--- Dataset entries ---
+-------+
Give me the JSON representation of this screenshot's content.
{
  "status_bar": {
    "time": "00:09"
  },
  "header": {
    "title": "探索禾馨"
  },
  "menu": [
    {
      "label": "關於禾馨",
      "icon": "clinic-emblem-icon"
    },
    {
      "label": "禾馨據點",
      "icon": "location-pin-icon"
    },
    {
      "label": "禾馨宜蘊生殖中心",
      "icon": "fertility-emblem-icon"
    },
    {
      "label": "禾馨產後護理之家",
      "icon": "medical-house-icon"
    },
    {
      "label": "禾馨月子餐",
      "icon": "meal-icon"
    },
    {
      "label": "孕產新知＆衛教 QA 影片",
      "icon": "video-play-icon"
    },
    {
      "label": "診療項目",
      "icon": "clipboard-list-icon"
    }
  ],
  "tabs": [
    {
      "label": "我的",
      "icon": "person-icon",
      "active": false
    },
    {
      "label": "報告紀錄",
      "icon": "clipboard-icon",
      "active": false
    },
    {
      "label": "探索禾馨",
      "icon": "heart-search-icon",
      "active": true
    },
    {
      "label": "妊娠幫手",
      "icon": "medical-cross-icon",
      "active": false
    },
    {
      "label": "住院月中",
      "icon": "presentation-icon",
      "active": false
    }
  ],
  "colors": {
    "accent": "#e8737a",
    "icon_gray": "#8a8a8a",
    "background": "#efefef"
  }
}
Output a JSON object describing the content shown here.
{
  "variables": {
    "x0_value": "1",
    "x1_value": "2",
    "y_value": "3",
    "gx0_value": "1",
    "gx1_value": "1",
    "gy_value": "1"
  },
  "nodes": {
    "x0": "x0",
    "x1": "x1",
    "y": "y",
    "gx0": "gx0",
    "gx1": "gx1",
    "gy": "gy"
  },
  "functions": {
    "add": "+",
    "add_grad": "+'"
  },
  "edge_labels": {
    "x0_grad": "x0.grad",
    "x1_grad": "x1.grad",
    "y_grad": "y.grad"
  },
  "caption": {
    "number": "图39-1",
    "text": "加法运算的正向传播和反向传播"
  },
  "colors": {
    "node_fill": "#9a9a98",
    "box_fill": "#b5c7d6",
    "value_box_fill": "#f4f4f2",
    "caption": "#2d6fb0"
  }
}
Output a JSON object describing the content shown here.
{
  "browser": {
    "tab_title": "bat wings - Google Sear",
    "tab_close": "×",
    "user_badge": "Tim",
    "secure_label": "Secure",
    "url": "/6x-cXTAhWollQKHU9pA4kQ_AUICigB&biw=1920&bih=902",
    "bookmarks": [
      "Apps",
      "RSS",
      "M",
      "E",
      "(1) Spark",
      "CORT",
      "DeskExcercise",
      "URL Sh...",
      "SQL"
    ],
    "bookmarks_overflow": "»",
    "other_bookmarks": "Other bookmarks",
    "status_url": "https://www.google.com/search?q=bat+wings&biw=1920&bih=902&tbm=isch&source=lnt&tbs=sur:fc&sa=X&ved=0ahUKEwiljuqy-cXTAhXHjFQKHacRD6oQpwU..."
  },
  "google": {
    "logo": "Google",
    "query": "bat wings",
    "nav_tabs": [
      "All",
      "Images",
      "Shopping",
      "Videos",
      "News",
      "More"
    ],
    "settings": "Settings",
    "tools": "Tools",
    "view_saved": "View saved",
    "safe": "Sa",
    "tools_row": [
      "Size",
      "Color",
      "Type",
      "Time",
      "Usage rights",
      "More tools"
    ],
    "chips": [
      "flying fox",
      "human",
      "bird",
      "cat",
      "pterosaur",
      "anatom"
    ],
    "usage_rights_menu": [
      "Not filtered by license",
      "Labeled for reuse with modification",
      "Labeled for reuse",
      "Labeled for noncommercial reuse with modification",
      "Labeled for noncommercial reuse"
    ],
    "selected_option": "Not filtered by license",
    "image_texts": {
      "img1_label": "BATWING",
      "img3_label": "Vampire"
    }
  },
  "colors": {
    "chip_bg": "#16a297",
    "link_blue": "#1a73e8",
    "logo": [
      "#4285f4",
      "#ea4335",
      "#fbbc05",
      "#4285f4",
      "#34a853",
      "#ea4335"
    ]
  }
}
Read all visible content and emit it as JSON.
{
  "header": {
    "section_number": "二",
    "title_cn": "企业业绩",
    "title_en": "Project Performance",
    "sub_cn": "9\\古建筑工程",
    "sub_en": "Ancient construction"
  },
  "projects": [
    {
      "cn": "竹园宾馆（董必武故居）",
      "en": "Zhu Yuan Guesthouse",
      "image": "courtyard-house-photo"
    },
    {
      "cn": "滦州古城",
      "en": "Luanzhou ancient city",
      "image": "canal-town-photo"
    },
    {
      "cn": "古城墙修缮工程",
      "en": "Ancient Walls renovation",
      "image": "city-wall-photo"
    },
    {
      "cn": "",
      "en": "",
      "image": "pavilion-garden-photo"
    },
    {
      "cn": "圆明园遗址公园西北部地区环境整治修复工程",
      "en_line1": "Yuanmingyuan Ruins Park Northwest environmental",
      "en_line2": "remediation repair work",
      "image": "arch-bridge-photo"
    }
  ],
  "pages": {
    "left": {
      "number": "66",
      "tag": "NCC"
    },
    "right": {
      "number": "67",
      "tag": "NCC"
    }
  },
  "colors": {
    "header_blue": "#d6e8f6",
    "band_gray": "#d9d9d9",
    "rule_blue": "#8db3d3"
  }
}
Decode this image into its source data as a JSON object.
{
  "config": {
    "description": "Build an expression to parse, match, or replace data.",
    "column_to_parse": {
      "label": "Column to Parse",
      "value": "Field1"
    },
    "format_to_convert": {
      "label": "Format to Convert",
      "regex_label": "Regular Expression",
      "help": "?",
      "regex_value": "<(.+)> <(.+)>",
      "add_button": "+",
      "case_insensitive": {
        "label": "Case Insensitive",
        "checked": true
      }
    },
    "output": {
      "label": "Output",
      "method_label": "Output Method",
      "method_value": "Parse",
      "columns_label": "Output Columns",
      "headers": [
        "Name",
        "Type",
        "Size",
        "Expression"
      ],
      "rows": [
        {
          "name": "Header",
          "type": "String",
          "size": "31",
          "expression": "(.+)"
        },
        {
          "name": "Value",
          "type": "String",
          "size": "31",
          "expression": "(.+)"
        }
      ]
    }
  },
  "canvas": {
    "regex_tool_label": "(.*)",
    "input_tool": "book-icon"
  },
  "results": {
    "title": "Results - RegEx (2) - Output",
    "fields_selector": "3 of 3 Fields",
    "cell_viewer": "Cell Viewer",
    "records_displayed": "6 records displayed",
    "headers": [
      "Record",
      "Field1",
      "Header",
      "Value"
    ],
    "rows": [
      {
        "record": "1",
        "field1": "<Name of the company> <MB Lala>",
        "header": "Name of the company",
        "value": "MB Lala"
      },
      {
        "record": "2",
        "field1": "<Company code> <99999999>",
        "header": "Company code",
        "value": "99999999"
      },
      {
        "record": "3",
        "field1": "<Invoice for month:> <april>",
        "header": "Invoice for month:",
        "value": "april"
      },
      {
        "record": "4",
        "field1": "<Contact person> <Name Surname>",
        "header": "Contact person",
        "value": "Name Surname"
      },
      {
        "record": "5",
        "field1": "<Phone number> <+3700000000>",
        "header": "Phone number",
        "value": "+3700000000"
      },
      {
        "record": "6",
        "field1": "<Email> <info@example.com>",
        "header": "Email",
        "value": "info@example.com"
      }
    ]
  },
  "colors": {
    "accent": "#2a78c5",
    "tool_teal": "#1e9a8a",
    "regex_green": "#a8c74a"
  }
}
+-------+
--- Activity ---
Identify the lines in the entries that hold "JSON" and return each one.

--- Result of the task ---
Give me the JSON representation of this screenshot's content.
Output a JSON object describing the content shown here.
Output a JSON object describing the content shown here.
Read all visible content and emit it as JSON.
Decode this image into its source data as a JSON object.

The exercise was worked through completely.